By Ryan Cholico

Brandon Escalona takes a look at his calculator to make sure his answers are correct. The exam includes questions varying from precalculus, college algebra, geometry, probability, and general math logic.

Student wins $150 after he was the only one to show up at a free math contest held by the Long Beach City College Math Success Center.

The math organization AMATYC held a math contest located in the V-building on Friday, March 1, where the top five student placements received prizes.

The moderator of the event Emmanuel Ndoumna, was the only other person in the room.

According to Escalona, he was a bit confused on why no one showed up, but still didn’t feel any nervousness.

The Math Success Center placed posters around campus and held practice sessions for students who were participating in the contest.

Unanimously, Brandon Escalona won the first place prize of $150.

LBCC student Manuel Ceja said, “I did not hear of the event and did not know there was money prizes, but if I would have heard about, I would have definitely shown up.”  

Brandon Escalona starts his test without any competition showing up. He has the entire room to himself and focuses on his test even though he has practically locked up the number one prize of $150.

The competition was composed of two one-hour exams of 20 questions.

Two competitions are held a year, one in in the fall semester and the second one in the spring semester.

AMATYC national competitions prizes include a $3000 scholarship to the national champion, while Long Beach City College’s prizes gave out a total of $800.

Last year, more than 190 colleges and over 8000 students participated in the contest including universities and high school students.

In order for a school to participate, they need someone from faculty to work as a moderator and make sure all the tests are properly given out, graded, and make sure that all equipment such as calculators meet regulation.

The moderator of the event Ndoumna wants the school to place well nationally for future events.

“We need to convince higher level students to participate,” said Ndoumna.

According to Ndoumna, around ten students did show up to the first one and did not have an answer to why not many students are showing up this semester.

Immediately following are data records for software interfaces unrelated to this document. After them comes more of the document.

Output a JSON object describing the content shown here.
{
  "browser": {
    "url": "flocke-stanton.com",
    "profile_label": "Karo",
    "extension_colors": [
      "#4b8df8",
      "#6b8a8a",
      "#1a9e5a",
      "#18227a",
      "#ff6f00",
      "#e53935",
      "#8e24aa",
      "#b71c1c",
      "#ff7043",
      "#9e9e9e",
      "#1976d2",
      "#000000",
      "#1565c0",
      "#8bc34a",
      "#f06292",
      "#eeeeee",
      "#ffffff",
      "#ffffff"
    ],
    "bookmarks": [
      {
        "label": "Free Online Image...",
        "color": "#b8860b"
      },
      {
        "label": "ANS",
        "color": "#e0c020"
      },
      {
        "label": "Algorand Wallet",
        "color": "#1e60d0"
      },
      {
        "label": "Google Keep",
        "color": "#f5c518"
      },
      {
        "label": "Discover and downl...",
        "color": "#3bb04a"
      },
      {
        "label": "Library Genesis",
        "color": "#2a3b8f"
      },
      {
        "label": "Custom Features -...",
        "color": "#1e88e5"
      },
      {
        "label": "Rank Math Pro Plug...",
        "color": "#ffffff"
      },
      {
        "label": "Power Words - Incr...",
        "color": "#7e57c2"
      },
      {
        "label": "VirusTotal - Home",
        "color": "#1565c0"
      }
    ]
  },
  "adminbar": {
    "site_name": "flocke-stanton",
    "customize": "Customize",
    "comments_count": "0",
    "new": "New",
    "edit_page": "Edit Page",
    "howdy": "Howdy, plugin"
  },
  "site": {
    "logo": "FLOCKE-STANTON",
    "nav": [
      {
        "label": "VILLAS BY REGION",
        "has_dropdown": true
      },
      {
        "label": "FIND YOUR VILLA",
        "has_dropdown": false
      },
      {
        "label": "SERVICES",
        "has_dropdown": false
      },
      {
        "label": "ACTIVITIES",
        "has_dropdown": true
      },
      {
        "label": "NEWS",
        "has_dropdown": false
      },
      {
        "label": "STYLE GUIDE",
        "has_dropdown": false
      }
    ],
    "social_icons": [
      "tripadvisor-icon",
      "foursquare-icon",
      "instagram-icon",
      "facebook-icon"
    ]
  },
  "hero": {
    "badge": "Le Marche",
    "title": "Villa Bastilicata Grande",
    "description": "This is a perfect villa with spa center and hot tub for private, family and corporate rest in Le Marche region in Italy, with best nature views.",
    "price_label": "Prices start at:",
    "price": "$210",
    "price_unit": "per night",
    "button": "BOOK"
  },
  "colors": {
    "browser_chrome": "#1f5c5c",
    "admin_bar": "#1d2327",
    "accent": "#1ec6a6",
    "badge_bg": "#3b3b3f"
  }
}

Ndoumna believes students in higher level math courses are not participating in these contests because they are not going to benefit them academically directly.